:: Information shown ::

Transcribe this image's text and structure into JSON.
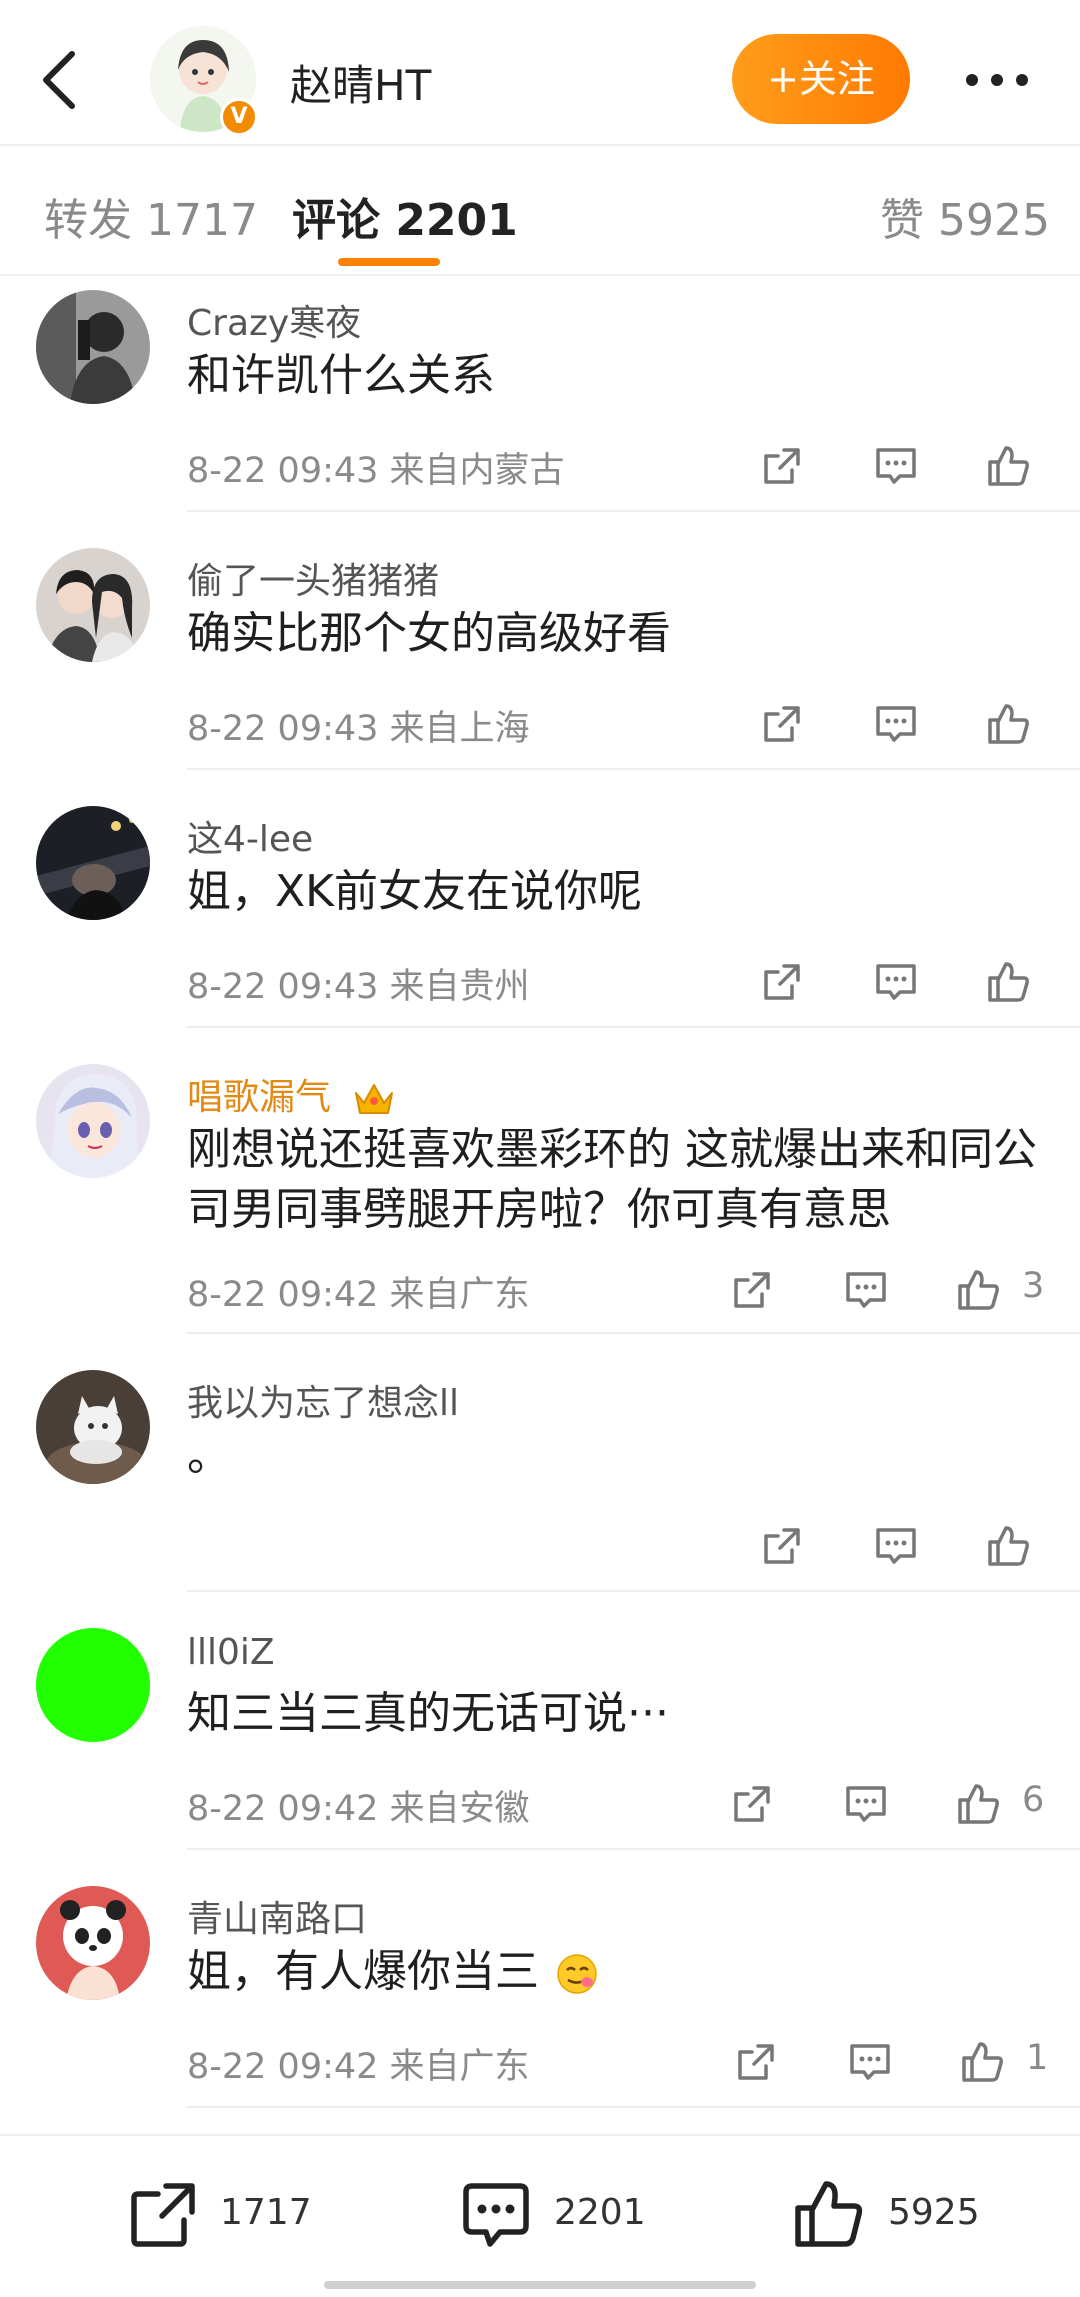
{
  "header": {
    "back_icon": "chevron-left-icon",
    "name": "赵晴HT",
    "verified_badge": "V",
    "follow_label": "+关注",
    "more_icon": "more-dots-icon",
    "accent_color": "#ff8200"
  },
  "tabs": [
    {
      "label": "转发 1717"
    },
    {
      "label": "评论 2201"
    },
    {
      "label": "赞 5925"
    }
  ],
  "comments": [
    {
      "user": "Crazy寒夜",
      "text": "和许凯什么关系",
      "meta": "8-22 09:43 来自内蒙古",
      "likes": ""
    },
    {
      "user": "偷了一头猪猪猪",
      "text": "确实比那个女的高级好看",
      "meta": "8-22 09:43 来自上海",
      "likes": ""
    },
    {
      "user": "这4-lee",
      "text": "姐，XK前女友在说你呢",
      "meta": "8-22 09:43 来自贵州",
      "likes": ""
    },
    {
      "user": "唱歌漏气",
      "text": "刚想说还挺喜欢墨彩环的 这就爆出来和同公司男同事劈腿开房啦？你可真有意思",
      "meta": "8-22 09:42 来自广东",
      "likes": "3"
    },
    {
      "user": "我以为忘了想念ll",
      "text": "。",
      "meta": "",
      "likes": ""
    },
    {
      "user": "lll0iZ",
      "text": "知三当三真的无话可说···",
      "meta": "8-22 09:42 来自安徽",
      "likes": "6"
    },
    {
      "user": "青山南路口",
      "text": "姐，有人爆你当三",
      "meta": "8-22 09:42 来自广东",
      "likes": "1"
    }
  ],
  "bottom_bar": {
    "repost_count": "1717",
    "comment_count": "2201",
    "like_count": "5925"
  }
}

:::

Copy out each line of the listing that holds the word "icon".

• Exercise response
    "back_icon": "chevron-left-icon",
    "more_icon": "more-dots-icon",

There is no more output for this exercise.